The west Dorset coast contains many wonders but one stands out above all others. This is Golden Cap, the distinctive steep-sided, flat-topped hill with its golden edge and cliffs falling precipitously to the sea. Visible for miles around and rising above all its neighbours, it stands 191 metres above sea level and is the highest point on the south coast of England. It is a local landmark, a place of legend, and an inspiration to writers and artists.
I first climbed Golden Cap nearly thirty years ago. It was a mild, early spring weekend and I was entranced by the experience. It’s now one of those places I like to visit periodically so, on a warm mid-July day earlier this year, I set out from the Stonebarrow Hill car park above Charmouth. The grassy track descended steeply between brambles and bracken towards Westhay Farm with its mellow stone buildings decorated with roses, honeysuckle and solar panels. I paused in a gateway near the farmhouse to look at one of the hay meadows. Bees and butterflies enjoyed the thick covering of grasses and colourful flowers while the sun gradually won its battle with the clouds. Flower-rich hay meadows were once an important feature of the countryside but they have mostly been lost since 1930 as a result of agricultural intensification. Managed in the traditional way with a late July cut for hay, they support a rich community of invertebrates, birds and flowers. The meadows at Westhay Farm are no exception and rare plants such as the green-winged orchid thrive here. My gateway reverie was interrupted when a fox suddenly appeared in one of the breaks in the meadow. We stood looking at one another, a moment out of time, before the fox lolloped off through the long vegetation.
Beyond the farmhouse, the path descended across open grassland dotted with sunny stands of ragwort and tall, purple thistles populated with bumblebees. The sea, a pale steely blue, was now ahead of me, dominating the view. Today it was calm but the slight swell was a warning of its power. Golden Cap loomed to the east like a steep pleat in the coastline and, when the sun shone, the cliff face revealed some of its geological secrets. About half way up, a large area of rough grey rock was visible. This was laid down some 200 million years ago and is mainly unstable grey clays of the Middle and Lower Lias prone to rock falls and mud slides. Towards the summit, tracts of distinctive “golden” rock glowed in the sunshine. The rock here is Upper Greensand, sandstone laid down about 100 million years ago, forming the “cap”.
The coast path continued eastwards in a roller coaster fashion. Prominent fingerposts pointed the way and I passed vast inaccessible coastal landslips and descended into deep valleys with rapidly flowing water, only to climb again on the other side. In meadows alongside the path, bees, moths, beetles and butterflies flitted among the many flowers including purple selfheal and knapweed, yellow catsear and meadow vetchling. The final push towards the summit of Golden Cap began very steeply across open grassland before entering a stepped, zigzag track which was easier to negotiate. As the path rose there was a change in the landscape. Bright purple bell heather began to show and bracken surrounded the stepped path; a kestrel hovered briefly above.

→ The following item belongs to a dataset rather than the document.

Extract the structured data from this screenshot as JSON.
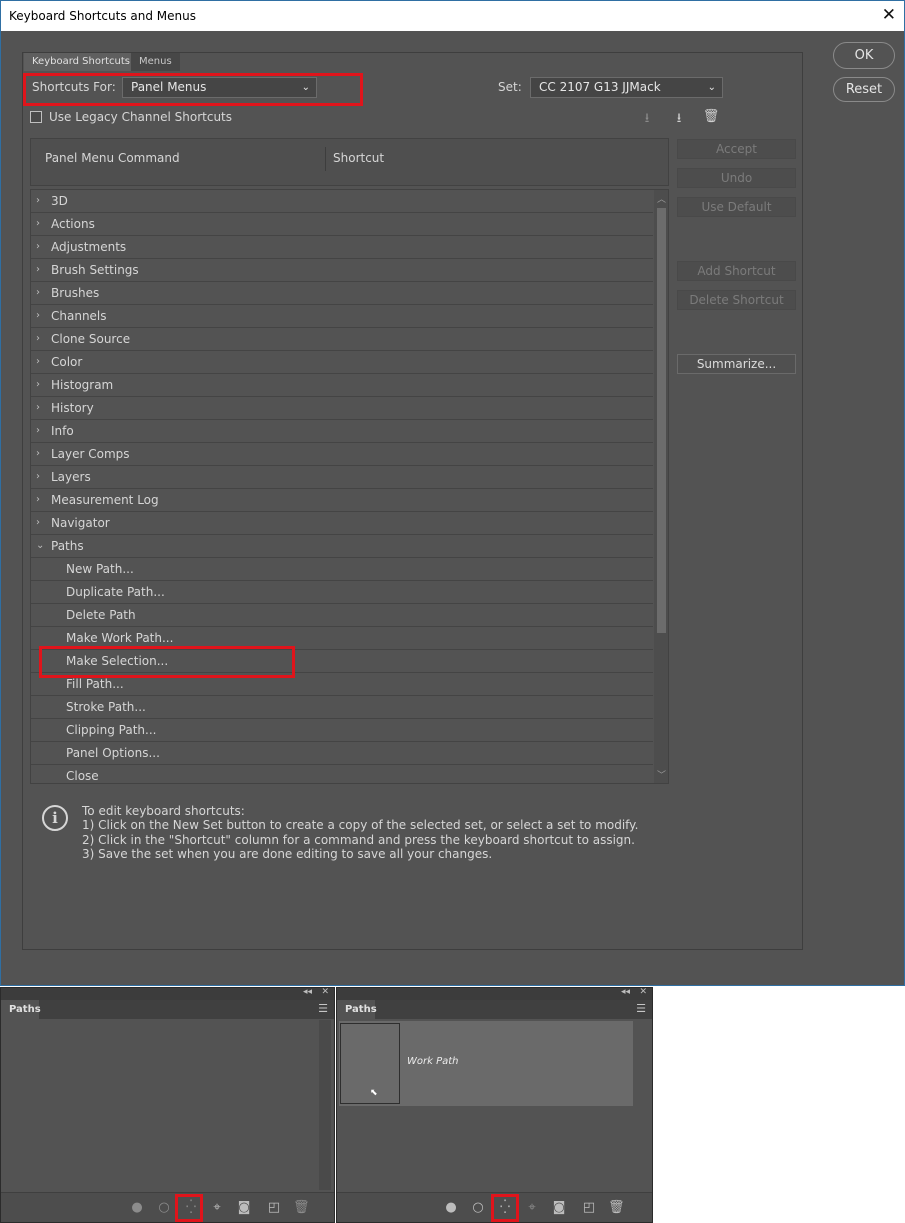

Suddenly the path levelled out; I had reached the summit and here were the familiar landmarks: a low stone marker informing me how far I had walked and the larger stone memorial to the Earl of Antrim. The dedication told me that the Earl was the Chairman of the National Trust between 1966 and 1977. What it didn’t tell me was that he recognised the importance of preserving our coastline from encroaching development and spearheaded the Enterprise Neptune appeal which led to the purchase of 574 miles of coast saving it for future generations. Golden Cap was one of two coastal sites purchased in his memory after he died.
I reminded myself of the long views from this high, flat-topped hill: to the east across Seatown, Thorncombe Beacon, West Bay and Portland, to the west over Lyme Regis and the wide sweep of Devon coastline, to the north across the Marshwood Vale. Looking down, I saw water skiers carving patterns in the sea surface far below. The sea now seemed so far away that I felt momentarily separated from the rest of the world.
On my return journey, I headed down and slightly inland to the remains of the 13th century chapel at Stanton St. Gabriel. Set in meadowland beneath the western slope of Golden Cap, the derelict, grey stone walls and the porch of the old chapel are all that remain. There is also a cottage nearby and a large building, originally an 18th century manor house, now restored by the National Trust as four holiday apartments. But why was a chapel built in this isolated spot and why is it now derelict? A settlement existed here for many hundreds of years and Stanton St. Gabriel was mentioned in the Domesday Book (1086). There was a farming community of about 20 families in the vicinity until the 18th century and this was their chapel but the settlement was abandoned when some people were lured to Bridport to work in the flax and hemp industry. Others may have moved to Morcombelake when the coach road from Charmouth to Bridport along the flank of Stonebarrow Hill was moved away from the settlement to its present route.
The derelict chapel provides a potent reminder of the community that once lived in this isolated but beautiful spot beneath one of west Dorset’s most striking landmarks, Golden Cap.
This article appeared in the September 2016 edition of the Marshwood Vale Magazine.